***** Material for this task *****
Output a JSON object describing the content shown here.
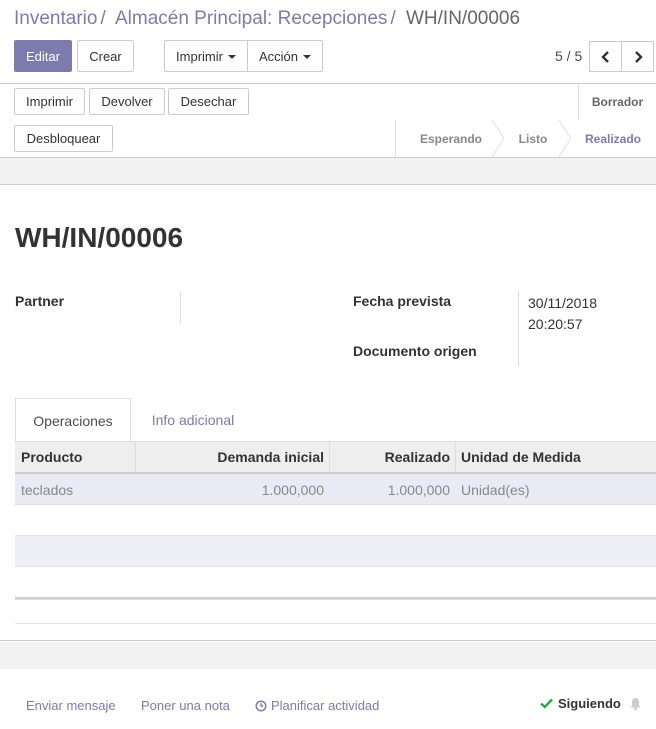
{
  "breadcrumb": {
    "items": [
      "Inventario",
      "Almacén Principal: Recepciones"
    ],
    "separator": "/",
    "current": "WH/IN/00006"
  },
  "toolbar": {
    "edit_label": "Editar",
    "create_label": "Crear",
    "print_label": "Imprimir",
    "action_label": "Acción"
  },
  "pager": {
    "value": "5 / 5"
  },
  "statusbar": {
    "buttons": [
      "Imprimir",
      "Devolver",
      "Desechar",
      "Desbloquear"
    ],
    "draft_label": "Borrador",
    "stages": [
      "Esperando",
      "Listo",
      "Realizado"
    ],
    "active_stage": "Realizado"
  },
  "form": {
    "title": "WH/IN/00006",
    "partner_label": "Partner",
    "scheduled_label": "Fecha prevista",
    "scheduled_date": "30/11/2018",
    "scheduled_time": "20:20:57",
    "origin_label": "Documento origen"
  },
  "tabs": [
    "Operaciones",
    "Info adicional"
  ],
  "table": {
    "columns": [
      "Producto",
      "Demanda inicial",
      "Realizado",
      "Unidad de Medida"
    ],
    "rows": [
      [
        "teclados",
        "1.000,000",
        "1.000,000",
        "Unidad(es)"
      ]
    ]
  },
  "chatter": {
    "send_message": "Enviar mensaje",
    "log_note": "Poner una nota",
    "schedule_activity": "Planificar actividad",
    "following": "Siguiendo"
  },
  "colors": {
    "accent": "#7c7bad",
    "check": "#28a745"
  },
  "icons": [
    "chevron-left-icon",
    "chevron-right-icon",
    "caret-down-icon",
    "clock-icon",
    "check-icon",
    "bell-icon"
  ]
}
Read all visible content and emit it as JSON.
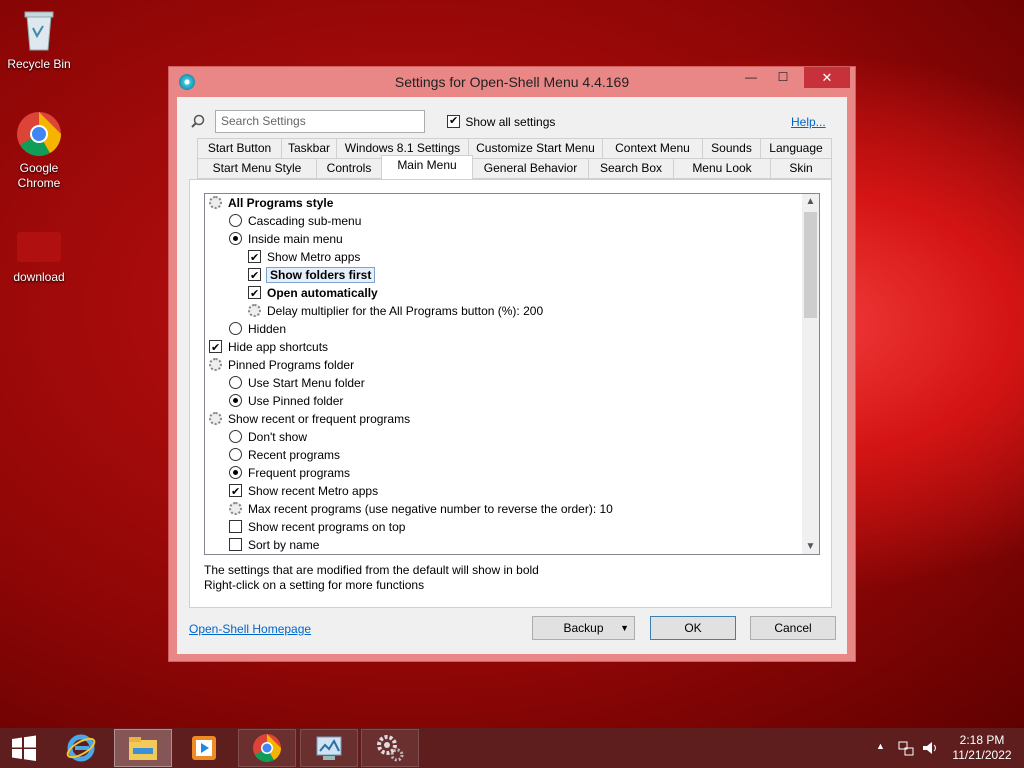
{
  "desktop": {
    "icons": [
      {
        "label": "Recycle Bin",
        "icon": "recycle-bin-icon"
      },
      {
        "label": "Google Chrome",
        "icon": "chrome-icon"
      },
      {
        "label": "download",
        "icon": "folder-image-icon"
      }
    ]
  },
  "window": {
    "title": "Settings for Open-Shell Menu 4.4.169",
    "minimize": "—",
    "maximize": "☐",
    "close": "✕"
  },
  "search": {
    "placeholder": "Search Settings",
    "show_all_label": "Show all settings",
    "show_all_checked": true,
    "help": "Help..."
  },
  "tabs": {
    "row1": [
      "Start Button",
      "Taskbar",
      "Windows 8.1 Settings",
      "Customize Start Menu",
      "Context Menu",
      "Sounds",
      "Language"
    ],
    "row2": [
      "Start Menu Style",
      "Controls",
      "Main Menu",
      "General Behavior",
      "Search Box",
      "Menu Look",
      "Skin"
    ],
    "active": "Main Menu"
  },
  "settings": [
    {
      "label": "All Programs style",
      "type": "group",
      "bold": true
    },
    {
      "label": "Cascading sub-menu",
      "type": "radio",
      "checked": false
    },
    {
      "label": "Inside main menu",
      "type": "radio",
      "checked": true
    },
    {
      "label": "Show Metro apps",
      "type": "check",
      "checked": true
    },
    {
      "label": "Show folders first",
      "type": "check",
      "checked": true,
      "bold": true,
      "selected": true
    },
    {
      "label": "Open automatically",
      "type": "check",
      "checked": true,
      "bold": true
    },
    {
      "label": "Delay multiplier for the All Programs button (%): 200",
      "type": "group"
    },
    {
      "label": "Hidden",
      "type": "radio",
      "checked": false
    },
    {
      "label": "Hide app shortcuts",
      "type": "check",
      "checked": true
    },
    {
      "label": "Pinned Programs folder",
      "type": "group"
    },
    {
      "label": "Use Start Menu folder",
      "type": "radio",
      "checked": false
    },
    {
      "label": "Use Pinned folder",
      "type": "radio",
      "checked": true
    },
    {
      "label": "Show recent or frequent programs",
      "type": "group"
    },
    {
      "label": "Don't show",
      "type": "radio",
      "checked": false
    },
    {
      "label": "Recent programs",
      "type": "radio",
      "checked": false
    },
    {
      "label": "Frequent programs",
      "type": "radio",
      "checked": true
    },
    {
      "label": "Show recent Metro apps",
      "type": "check",
      "checked": true
    },
    {
      "label": "Max recent programs (use negative number to reverse the order): 10",
      "type": "group"
    },
    {
      "label": "Show recent programs on top",
      "type": "check",
      "checked": false
    },
    {
      "label": "Sort by name",
      "type": "check",
      "checked": false
    }
  ],
  "notes": {
    "line1": "The settings that are modified from the default will show in bold",
    "line2": "Right-click on a setting for more functions"
  },
  "footer": {
    "homepage": "Open-Shell Homepage",
    "backup": "Backup",
    "ok": "OK",
    "cancel": "Cancel"
  },
  "taskbar": {
    "apps": [
      "internet-explorer-icon",
      "file-explorer-icon",
      "media-player-icon",
      "chrome-icon",
      "control-panel-icon",
      "settings-gear-icon"
    ],
    "time": "2:18 PM",
    "date": "11/21/2022"
  }
}
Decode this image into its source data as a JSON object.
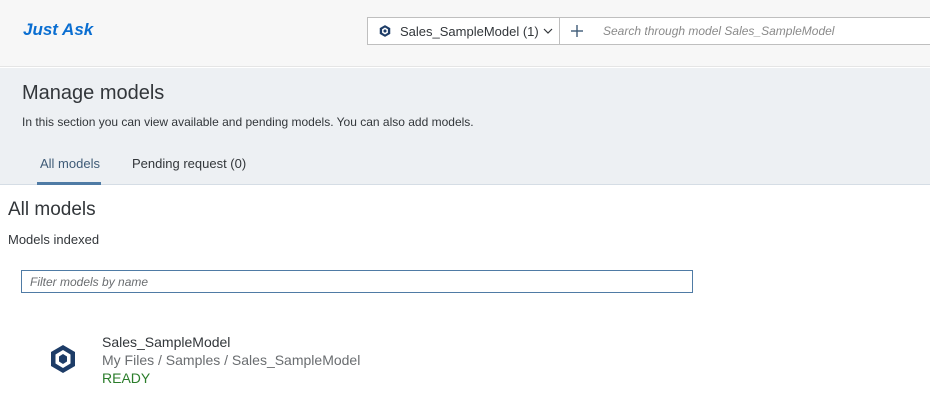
{
  "app": {
    "title": "Just Ask"
  },
  "searchbar": {
    "model_selector": "Sales_SampleModel (1)",
    "placeholder": "Search through model Sales_SampleModel"
  },
  "header": {
    "title": "Manage models",
    "description": "In this section you can view available and pending models. You can also add models.",
    "tabs": [
      {
        "label": "All models",
        "selected": true
      },
      {
        "label": "Pending request (0)",
        "selected": false
      }
    ]
  },
  "main": {
    "title": "All models",
    "subtitle": "Models indexed",
    "filter_placeholder": "Filter models by name",
    "models": [
      {
        "name": "Sales_SampleModel",
        "path": "My Files / Samples / Sales_SampleModel",
        "status": "READY"
      }
    ]
  },
  "colors": {
    "accent": "#0a6ed1",
    "icon": "#1d3c67",
    "status_ready": "#2b7d2b",
    "tab_indicator": "#4f7ba5"
  },
  "icons": {
    "model": "cube-icon",
    "dropdown": "chevron-down-icon",
    "add": "plus-icon"
  }
}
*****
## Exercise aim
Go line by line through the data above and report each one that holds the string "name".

## Solved problem
      "label": "Sort by name",
    "filter_placeholder": "Filter models by name",
        "name": "Sales_SampleModel",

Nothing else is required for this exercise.